Task brief — This task calls for copying every line of the records that includes the word "table".

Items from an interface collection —

+++++

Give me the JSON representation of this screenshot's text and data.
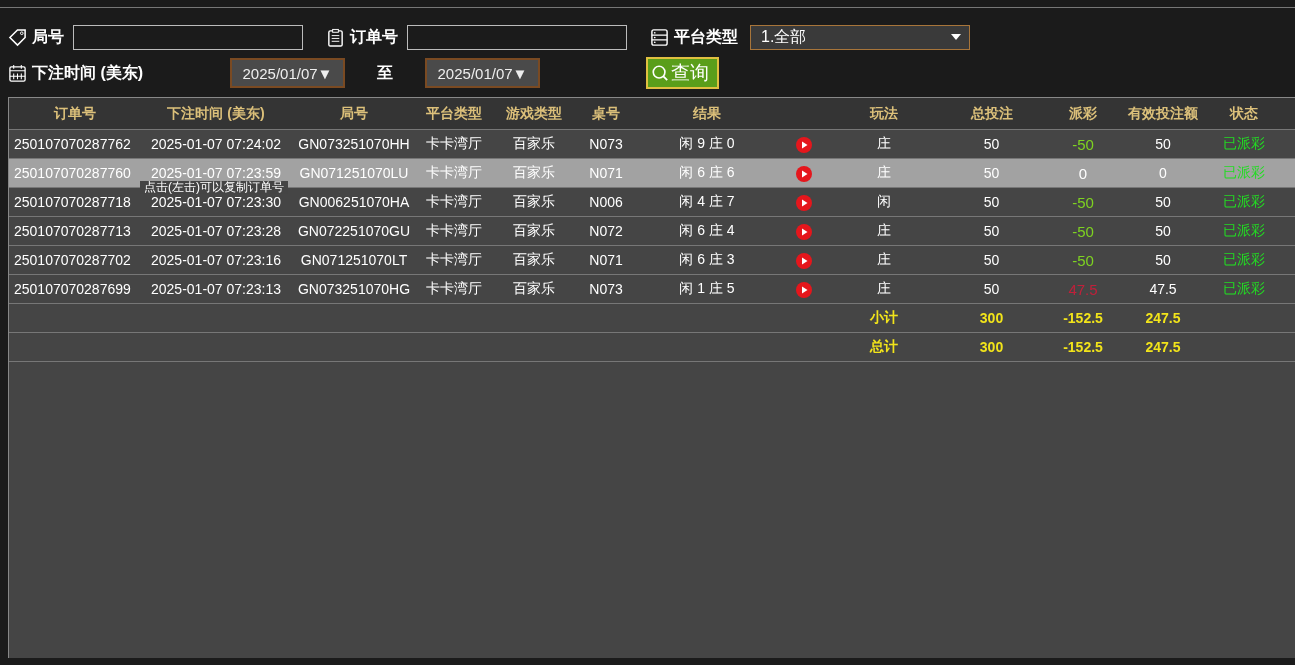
{
  "filters": {
    "round_label": "局号",
    "order_label": "订单号",
    "platform_label": "平台类型",
    "platform_value": "1.全部",
    "time_label": "下注时间 (美东)",
    "date_from": "2025/01/07▼",
    "to_label": "至",
    "date_to": "2025/01/07▼",
    "query_button": "查询"
  },
  "table": {
    "columns": [
      "订单号",
      "下注时间 (美东)",
      "局号",
      "平台类型",
      "游戏类型",
      "桌号",
      "结果",
      "",
      "玩法",
      "总投注",
      "派彩",
      "有效投注额",
      "状态"
    ],
    "rows": [
      {
        "order": "250107070287762",
        "time": "2025-01-07 07:24:02",
        "round": "GN073251070HH",
        "platform": "卡卡湾厅",
        "game": "百家乐",
        "table": "N073",
        "result": "闲 9 庄 0",
        "play": "庄",
        "bet": "50",
        "payout": {
          "text": "-50",
          "color": "#7ed321"
        },
        "valid": "50",
        "status": "已派彩",
        "selected": false
      },
      {
        "order": "250107070287760",
        "time": "2025-01-07 07:23:59",
        "round": "GN071251070LU",
        "platform": "卡卡湾厅",
        "game": "百家乐",
        "table": "N071",
        "result": "闲 6 庄 6",
        "play": "庄",
        "bet": "50",
        "payout": {
          "text": "0",
          "color": "#ffffff"
        },
        "valid": "0",
        "status": "已派彩",
        "selected": true
      },
      {
        "order": "250107070287718",
        "time": "2025-01-07 07:23:30",
        "round": "GN006251070HA",
        "platform": "卡卡湾厅",
        "game": "百家乐",
        "table": "N006",
        "result": "闲 4 庄 7",
        "play": "闲",
        "bet": "50",
        "payout": {
          "text": "-50",
          "color": "#7ed321"
        },
        "valid": "50",
        "status": "已派彩",
        "selected": false
      },
      {
        "order": "250107070287713",
        "time": "2025-01-07 07:23:28",
        "round": "GN072251070GU",
        "platform": "卡卡湾厅",
        "game": "百家乐",
        "table": "N072",
        "result": "闲 6 庄 4",
        "play": "庄",
        "bet": "50",
        "payout": {
          "text": "-50",
          "color": "#7ed321"
        },
        "valid": "50",
        "status": "已派彩",
        "selected": false
      },
      {
        "order": "250107070287702",
        "time": "2025-01-07 07:23:16",
        "round": "GN071251070LT",
        "platform": "卡卡湾厅",
        "game": "百家乐",
        "table": "N071",
        "result": "闲 6 庄 3",
        "play": "庄",
        "bet": "50",
        "payout": {
          "text": "-50",
          "color": "#7ed321"
        },
        "valid": "50",
        "status": "已派彩",
        "selected": false
      },
      {
        "order": "250107070287699",
        "time": "2025-01-07 07:23:13",
        "round": "GN073251070HG",
        "platform": "卡卡湾厅",
        "game": "百家乐",
        "table": "N073",
        "result": "闲 1 庄 5",
        "play": "庄",
        "bet": "50",
        "payout": {
          "text": "47.5",
          "color": "#c0203a"
        },
        "valid": "47.5",
        "status": "已派彩",
        "selected": false
      }
    ],
    "summary": [
      {
        "label": "小计",
        "bet": "300",
        "payout": "-152.5",
        "valid": "247.5"
      },
      {
        "label": "总计",
        "bet": "300",
        "payout": "-152.5",
        "valid": "247.5"
      }
    ]
  },
  "tooltip": "点击(左击)可以复制订单号"
}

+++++

Output of the task —
  "table": {
        "table": "N073",
        "table": "N071",
        "table": "N006",
        "table": "N072",
        "table": "N071",
        "table": "N073",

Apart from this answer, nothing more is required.